If forests and woodland creatures are on your list of causes, it’s hard to go wrong with a donation to Oregon Wild (, whose campaigns to conserve native wildlife include gray wolf recovery, northern spotted owl and marbled murrelet habitat preservation and restoring the National Wildlife Refuges in the Klamath Basin, home to migratory birds and runs of salmon. 

The folks at Cascadia Wildlands ( get a shout-out for their continued support of old-growth forests, waterways and endangered and threatened species. In June of this year, the conservation group, in partnership with Oregon Wild and the Center for Biological Diversity, settled its lawsuit with the Oregon Department of Fish and Wildlife, granting greater legal protection for gray wolves in Eastern Oregon. 

Then, of course, there’s the resilient Cascadia Forest Defenders, always standing in the front lines of the battle, hanging out in trees and getting the word out there for Oregon’s forests. They support protecting the O&C lands, which feature in Rep. DeFazio’s controversial plan to increase logging on BLM forests. Recently, the Forest Defenders have been occupying Unit 8 of the White Castle Timber Sale area, camping out in protest of excessive timber harvests, as well as getting arrested protesting megaloads of tar sands equipment.

Sometimes legal action is necessary to make headway in the fight for a healthier planet, and the Environmental Law Alliance Worldwide (ELAW, is there in the thick of it. ELAW teams with grassroots advocates from across the world to support clean air, clean water and healthy ecosystems that benefit us all. — Amy Schneider

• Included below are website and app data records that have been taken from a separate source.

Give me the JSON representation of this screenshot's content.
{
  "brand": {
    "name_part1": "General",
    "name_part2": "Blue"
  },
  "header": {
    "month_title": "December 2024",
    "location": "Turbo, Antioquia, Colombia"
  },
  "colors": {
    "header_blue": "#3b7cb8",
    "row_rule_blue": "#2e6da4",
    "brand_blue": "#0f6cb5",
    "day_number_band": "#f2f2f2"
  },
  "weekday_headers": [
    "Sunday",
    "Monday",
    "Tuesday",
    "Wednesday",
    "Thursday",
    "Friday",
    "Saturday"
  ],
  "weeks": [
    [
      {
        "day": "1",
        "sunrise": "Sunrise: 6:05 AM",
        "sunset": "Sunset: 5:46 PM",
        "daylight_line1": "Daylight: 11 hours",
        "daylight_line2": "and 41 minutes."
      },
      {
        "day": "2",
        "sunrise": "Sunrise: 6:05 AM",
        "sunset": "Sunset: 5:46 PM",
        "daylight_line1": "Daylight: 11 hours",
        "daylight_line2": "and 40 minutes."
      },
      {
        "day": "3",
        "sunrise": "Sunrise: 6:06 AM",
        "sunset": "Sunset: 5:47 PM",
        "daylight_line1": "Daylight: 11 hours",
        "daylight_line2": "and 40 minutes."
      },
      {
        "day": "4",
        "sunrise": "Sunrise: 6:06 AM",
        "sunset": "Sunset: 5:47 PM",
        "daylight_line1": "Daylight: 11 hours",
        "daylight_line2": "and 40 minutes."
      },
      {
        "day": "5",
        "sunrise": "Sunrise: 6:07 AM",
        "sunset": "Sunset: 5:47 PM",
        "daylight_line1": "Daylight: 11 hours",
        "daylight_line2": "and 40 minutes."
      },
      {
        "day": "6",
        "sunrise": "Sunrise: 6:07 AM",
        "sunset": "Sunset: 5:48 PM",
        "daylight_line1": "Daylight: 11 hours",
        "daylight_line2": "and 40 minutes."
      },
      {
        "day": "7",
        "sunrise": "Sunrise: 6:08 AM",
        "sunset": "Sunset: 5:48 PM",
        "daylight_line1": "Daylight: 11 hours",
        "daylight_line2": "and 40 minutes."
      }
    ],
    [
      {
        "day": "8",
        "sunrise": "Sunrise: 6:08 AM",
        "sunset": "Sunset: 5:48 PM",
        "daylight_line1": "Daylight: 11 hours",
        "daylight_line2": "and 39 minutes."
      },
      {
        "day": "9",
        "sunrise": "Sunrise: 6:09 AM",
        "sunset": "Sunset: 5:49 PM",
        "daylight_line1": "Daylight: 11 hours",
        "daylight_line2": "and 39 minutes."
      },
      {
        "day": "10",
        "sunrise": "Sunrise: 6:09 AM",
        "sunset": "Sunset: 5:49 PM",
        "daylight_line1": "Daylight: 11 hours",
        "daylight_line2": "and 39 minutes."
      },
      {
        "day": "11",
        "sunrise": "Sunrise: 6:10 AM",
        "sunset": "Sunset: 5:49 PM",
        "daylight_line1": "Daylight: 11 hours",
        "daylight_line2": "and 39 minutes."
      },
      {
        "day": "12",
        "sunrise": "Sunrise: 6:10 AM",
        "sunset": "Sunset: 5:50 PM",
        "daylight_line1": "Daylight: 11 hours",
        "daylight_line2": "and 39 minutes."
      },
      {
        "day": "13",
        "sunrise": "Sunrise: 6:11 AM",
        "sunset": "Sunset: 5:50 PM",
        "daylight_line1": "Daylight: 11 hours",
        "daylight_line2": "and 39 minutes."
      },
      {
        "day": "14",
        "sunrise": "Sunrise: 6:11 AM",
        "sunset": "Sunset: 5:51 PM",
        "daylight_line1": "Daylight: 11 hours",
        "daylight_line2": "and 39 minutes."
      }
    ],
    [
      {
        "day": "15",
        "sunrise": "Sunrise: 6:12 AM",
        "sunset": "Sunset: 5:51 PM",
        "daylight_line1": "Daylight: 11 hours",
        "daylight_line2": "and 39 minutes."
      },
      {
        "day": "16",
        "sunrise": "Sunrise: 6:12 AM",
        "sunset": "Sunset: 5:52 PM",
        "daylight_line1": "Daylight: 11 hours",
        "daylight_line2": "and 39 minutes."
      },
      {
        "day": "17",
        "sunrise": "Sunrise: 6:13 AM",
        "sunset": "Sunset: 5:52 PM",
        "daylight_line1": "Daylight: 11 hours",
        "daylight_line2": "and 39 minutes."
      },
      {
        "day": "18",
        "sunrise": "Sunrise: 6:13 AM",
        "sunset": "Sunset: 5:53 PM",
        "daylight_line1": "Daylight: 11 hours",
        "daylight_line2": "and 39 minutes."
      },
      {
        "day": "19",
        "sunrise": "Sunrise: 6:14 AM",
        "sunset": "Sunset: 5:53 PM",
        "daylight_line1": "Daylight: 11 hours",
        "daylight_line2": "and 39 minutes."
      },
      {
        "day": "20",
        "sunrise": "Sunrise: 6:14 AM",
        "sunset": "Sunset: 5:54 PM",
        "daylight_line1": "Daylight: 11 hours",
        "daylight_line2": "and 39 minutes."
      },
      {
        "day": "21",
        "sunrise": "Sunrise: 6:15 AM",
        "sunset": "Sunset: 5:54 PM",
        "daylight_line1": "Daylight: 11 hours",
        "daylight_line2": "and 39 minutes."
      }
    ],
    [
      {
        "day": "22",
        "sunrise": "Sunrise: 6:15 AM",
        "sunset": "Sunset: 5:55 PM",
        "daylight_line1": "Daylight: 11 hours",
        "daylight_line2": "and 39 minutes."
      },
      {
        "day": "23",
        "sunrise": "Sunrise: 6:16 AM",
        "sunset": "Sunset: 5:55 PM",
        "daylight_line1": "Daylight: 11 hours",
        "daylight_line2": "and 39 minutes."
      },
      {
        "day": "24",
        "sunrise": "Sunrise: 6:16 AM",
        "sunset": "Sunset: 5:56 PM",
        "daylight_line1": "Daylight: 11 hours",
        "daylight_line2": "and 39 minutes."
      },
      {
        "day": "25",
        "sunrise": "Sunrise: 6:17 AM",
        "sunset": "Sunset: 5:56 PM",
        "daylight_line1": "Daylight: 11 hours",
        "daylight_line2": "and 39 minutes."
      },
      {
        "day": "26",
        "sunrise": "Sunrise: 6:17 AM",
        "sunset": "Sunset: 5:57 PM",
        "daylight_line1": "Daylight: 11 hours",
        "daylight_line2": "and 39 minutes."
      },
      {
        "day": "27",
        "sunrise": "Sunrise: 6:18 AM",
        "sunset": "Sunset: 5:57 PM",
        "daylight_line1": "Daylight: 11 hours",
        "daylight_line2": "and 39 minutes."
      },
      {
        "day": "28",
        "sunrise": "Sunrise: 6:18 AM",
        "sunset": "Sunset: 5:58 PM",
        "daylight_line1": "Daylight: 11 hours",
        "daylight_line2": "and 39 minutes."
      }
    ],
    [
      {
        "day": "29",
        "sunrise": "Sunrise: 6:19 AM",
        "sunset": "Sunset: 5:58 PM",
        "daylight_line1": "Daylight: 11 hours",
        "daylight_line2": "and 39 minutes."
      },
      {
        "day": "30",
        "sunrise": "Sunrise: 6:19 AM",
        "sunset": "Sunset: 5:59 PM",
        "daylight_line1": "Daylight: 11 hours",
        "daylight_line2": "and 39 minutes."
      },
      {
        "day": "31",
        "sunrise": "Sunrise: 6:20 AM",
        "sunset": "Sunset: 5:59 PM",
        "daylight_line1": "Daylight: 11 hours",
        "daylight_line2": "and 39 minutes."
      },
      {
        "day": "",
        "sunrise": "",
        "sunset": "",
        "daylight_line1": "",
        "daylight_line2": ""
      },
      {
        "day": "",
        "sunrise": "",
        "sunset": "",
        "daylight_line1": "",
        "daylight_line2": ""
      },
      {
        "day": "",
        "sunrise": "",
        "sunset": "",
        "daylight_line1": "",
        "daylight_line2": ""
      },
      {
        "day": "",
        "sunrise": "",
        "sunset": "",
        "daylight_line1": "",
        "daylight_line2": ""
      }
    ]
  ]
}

Foxy was rescued by Strawberry Mountain
Rescue and Rehab Center

Pets, pets, pets!

Here at EW we are a bit prone to doting on our four-legged friends. Some days there are more pets in the office than there are humans, and that sometimes includes the dogs we foster. Save the Pets ( or 683-PETS) not only supports spay and neuter programs, it finds homes for beasties in need from kitties to pitties. Overburdened and also in need of help, Greenhill Humane Society ( or 689-1503) and First Avenue Shelter ( couldn’t survive without groups like Save the Pets as well as all their own volunteers.

One of the best ways to prevent unwanted and homeless pets is to make sure there are fewer puppies and kitties born without forever homes. Willamette Animal Guild ( or 345-3566) provides low-cost spay/neuter services, as does the City of Eugene Spay and Neuter Clinic ( or 682-3643), which also offers shots, deworming and discount microchipping. 

Pit bulls in tutus romp and play at Luv-A-Bull ( in the hills south of Eugene. The group has been helping Lane County’s good-natured pit bulls find homes and shed their bad-dog reputations with its lovely sanctuary. Luv-A-Bull kicked off the area’s efforts to save tiny Los Angeles pups from doggie-death row and now features the Luv-A-Little portion of the rescue. The latest airlift of dogs in need of homes came from Wings of Rescue to Luv-A-Bull in early December. Wiggly Tails ( also takes pups from high-kill shelters in LA and focuses on small dogs (usually under 15 pounds); the group takes in locally surrendered dogs as well and, like the other groups here, is always in need of more foster homes. 

It’s not just dogs and cats that need rescue; Red Barn Rabbit Rescue ( in Creswell saves and re-homes bunnies in need. Red Barn has worked tirelessly to put an end to the “animal scramble” in Cottage Grove, where children chase down bunnies in a rodeo arena. Lane Area Ferret Shelter and Rescue ( or 484-1090) not only rocks the Ferret Agility Trials each year — formerly the Ferret Olympics, until the real Olympics got mad — it also re-homes the furry little weasels. 

Large animals like horses are even harder to find homes for — lots of kids ask for a pony for Christmas but not every family can afford one, or knows how to take care of it. So why not sponsor a pony, or a horse, at Strawberry Mountain Rescue and Rehab Center? Darla Clark works endlessly to not only rescue, rehab and rehome the hoofed and maned animals of the region, she also works with law enforcement to ensure that those who neglect and injure the horses are stopped and often charged with a crime (  — Camilla Mortensen